I am using a combination of ethnographic and interviewing techniques to conduct fieldwork in both Timor-Leste and Aceh. This fieldwork consists of:
– In-depth, semi-structured interviews with a cross-section of community members, including men and women who lived through the conflict. I am also interested in talking to members of the younger generation who may not have direct memories of the conflict, in order to understand how memories are transmitted to, and potentially shaped, by young Timorese and Acehnese;
– Interviews with selected ‘elite’ actors including government and non-government representatives in the capital cities and leading representatives of groups closely involved in the construction of collective memory;
– Participant observation of official and unofficial memory practices, in particular, commemorative events, and visits to memorials.
[i] Lia’s research is funded by an Australian Research Council Discovery Early Career Research Award DE150100857.
[ii] Wouters, N. Transitional Justice and Memory Development in Europe, Mortsel, Intersentia, p 6-10.
[iii] Halbwachs, M. (trans. and ed. L.A. Coser). 1992. On Collective Memory. Chicago: University of Chicago Press, p 38.
[iv] Olick, J., V. Vinitzky-Seroussi and D. Levy 2011. Introduction. In The Collective Memory Reader. New York:
Oxford University Press, 3–62, p 18.
[v] Wouters above n ii
[vi] Ibreck, R (2009). Remembering Humanity: The Politics of Genocide Memorialisation in Rwanda. PhD thesis, the University of Bristol, 330
[vii] Bjorkdahl, A. and K. Hoglund 2013. Precarious Peacebuilding: Friction in Global–Local Encounters. Peacebuilding 1(3):289–99.

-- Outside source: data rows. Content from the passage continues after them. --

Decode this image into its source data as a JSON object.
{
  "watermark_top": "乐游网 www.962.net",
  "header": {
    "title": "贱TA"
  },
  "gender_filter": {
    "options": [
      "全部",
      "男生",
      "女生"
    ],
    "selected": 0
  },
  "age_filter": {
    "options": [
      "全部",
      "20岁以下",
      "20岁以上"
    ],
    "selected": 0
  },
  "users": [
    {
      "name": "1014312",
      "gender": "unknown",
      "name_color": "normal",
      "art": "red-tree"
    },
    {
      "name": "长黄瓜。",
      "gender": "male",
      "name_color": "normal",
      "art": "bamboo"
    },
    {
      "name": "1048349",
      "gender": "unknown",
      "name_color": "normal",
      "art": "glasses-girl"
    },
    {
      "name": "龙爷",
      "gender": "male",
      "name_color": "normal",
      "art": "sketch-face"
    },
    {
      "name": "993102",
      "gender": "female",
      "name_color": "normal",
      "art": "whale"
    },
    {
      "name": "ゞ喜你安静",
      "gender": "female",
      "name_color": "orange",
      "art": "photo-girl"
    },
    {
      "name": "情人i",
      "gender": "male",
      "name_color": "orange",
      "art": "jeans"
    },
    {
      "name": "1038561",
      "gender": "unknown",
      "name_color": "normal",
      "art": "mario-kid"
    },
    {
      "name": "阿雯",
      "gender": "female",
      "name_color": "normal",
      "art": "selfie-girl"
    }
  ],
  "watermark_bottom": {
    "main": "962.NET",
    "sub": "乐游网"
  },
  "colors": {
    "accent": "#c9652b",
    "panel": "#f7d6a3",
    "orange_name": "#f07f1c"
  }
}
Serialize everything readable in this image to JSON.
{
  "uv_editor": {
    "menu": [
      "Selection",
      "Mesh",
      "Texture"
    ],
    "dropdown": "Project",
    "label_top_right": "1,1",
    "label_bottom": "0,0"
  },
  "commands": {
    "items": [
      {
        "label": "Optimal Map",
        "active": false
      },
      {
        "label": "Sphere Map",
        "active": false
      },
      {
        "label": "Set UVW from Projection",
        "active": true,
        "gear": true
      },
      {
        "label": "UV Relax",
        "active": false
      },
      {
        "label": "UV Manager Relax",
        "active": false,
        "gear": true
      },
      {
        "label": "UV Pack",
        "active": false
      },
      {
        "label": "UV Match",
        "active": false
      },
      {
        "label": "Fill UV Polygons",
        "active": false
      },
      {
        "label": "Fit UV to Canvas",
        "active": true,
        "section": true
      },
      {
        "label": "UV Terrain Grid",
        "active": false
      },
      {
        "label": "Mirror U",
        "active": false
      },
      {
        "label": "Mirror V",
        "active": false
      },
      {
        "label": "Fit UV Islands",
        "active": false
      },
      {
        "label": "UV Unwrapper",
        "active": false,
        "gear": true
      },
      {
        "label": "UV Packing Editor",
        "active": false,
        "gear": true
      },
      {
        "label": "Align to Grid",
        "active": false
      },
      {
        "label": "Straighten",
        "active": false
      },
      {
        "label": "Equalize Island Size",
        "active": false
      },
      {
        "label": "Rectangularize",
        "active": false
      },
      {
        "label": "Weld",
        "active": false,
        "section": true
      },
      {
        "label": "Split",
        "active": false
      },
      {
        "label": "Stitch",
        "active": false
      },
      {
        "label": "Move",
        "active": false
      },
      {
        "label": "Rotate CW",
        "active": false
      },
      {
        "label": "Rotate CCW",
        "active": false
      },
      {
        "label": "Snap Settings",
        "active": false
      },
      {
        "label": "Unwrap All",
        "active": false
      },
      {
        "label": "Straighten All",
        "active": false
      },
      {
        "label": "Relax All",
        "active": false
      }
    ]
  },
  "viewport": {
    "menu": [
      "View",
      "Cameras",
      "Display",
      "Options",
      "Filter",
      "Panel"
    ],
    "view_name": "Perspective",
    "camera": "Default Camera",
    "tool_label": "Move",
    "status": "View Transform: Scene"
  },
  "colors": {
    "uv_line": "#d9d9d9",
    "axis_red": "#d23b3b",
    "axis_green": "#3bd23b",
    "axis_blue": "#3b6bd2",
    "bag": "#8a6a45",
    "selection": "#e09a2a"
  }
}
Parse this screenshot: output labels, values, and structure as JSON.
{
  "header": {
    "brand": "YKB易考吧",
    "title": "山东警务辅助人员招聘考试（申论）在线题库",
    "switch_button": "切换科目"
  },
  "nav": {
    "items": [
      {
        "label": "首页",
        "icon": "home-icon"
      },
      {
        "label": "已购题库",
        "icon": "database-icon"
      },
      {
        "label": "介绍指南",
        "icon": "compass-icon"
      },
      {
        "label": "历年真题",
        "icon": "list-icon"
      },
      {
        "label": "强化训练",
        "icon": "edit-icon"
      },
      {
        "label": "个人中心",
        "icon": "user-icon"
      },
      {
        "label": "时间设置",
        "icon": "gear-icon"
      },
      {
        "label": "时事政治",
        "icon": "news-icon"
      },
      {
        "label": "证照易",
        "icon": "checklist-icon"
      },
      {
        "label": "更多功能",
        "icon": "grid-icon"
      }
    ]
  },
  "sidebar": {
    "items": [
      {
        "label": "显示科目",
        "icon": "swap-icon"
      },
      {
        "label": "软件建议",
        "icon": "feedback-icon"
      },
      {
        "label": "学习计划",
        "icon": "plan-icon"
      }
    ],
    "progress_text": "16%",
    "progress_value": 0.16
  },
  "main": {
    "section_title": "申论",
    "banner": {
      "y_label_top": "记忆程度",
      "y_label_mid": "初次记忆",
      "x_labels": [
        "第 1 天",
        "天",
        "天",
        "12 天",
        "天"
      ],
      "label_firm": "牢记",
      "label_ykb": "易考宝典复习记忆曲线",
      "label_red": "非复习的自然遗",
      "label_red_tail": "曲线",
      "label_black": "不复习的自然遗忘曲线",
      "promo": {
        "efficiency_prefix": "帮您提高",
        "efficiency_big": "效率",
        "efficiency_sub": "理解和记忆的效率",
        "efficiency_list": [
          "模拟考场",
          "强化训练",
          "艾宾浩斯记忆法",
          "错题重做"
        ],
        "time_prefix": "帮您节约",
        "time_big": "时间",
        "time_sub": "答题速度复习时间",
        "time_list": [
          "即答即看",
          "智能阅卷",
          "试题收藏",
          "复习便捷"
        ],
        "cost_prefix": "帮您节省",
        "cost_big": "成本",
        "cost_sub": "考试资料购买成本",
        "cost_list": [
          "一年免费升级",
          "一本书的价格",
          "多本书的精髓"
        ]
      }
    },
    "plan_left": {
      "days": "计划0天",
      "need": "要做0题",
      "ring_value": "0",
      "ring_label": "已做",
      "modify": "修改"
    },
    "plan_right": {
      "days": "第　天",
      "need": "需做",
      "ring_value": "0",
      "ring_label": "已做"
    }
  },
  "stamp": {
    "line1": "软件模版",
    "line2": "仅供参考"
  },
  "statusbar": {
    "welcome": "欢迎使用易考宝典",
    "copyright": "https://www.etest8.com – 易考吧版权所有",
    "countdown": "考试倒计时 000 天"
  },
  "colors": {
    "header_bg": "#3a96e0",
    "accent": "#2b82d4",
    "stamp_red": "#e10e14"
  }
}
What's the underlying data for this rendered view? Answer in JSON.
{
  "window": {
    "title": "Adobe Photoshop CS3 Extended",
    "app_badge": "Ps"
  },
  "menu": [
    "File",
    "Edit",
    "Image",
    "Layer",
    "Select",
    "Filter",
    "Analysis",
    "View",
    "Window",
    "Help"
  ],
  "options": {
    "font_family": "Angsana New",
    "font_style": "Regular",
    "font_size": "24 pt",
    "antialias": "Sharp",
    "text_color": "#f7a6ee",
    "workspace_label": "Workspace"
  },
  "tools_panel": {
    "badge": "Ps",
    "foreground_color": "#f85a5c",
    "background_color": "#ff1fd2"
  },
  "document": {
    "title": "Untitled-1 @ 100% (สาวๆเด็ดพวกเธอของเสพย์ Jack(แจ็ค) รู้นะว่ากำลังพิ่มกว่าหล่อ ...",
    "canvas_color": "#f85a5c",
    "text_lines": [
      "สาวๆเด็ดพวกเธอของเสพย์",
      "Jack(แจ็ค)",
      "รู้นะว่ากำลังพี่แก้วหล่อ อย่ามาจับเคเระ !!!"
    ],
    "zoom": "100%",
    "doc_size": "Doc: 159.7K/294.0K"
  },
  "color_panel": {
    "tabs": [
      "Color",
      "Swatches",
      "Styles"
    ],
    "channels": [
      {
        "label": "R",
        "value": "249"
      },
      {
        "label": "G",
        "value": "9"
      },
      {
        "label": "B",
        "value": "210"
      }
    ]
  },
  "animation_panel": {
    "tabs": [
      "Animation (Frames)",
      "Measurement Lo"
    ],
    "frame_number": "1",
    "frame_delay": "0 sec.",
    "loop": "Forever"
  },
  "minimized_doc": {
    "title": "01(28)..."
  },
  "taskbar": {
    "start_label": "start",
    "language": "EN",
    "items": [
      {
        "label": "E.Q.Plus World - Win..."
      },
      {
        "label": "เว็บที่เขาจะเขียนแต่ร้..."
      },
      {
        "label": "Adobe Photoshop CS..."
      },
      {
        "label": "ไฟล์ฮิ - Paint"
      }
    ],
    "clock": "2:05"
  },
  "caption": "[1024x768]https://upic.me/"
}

[viii] Aspinall, Edward. 2013. Aceh: ‘Democratization and the Politics of Co-option’, in Aspinall, Edward, Jeffery, Robin, and Regan, Anthony, Diminishing Conflicts in the Asia Pacific, London and New York, Routledge, p 51-68.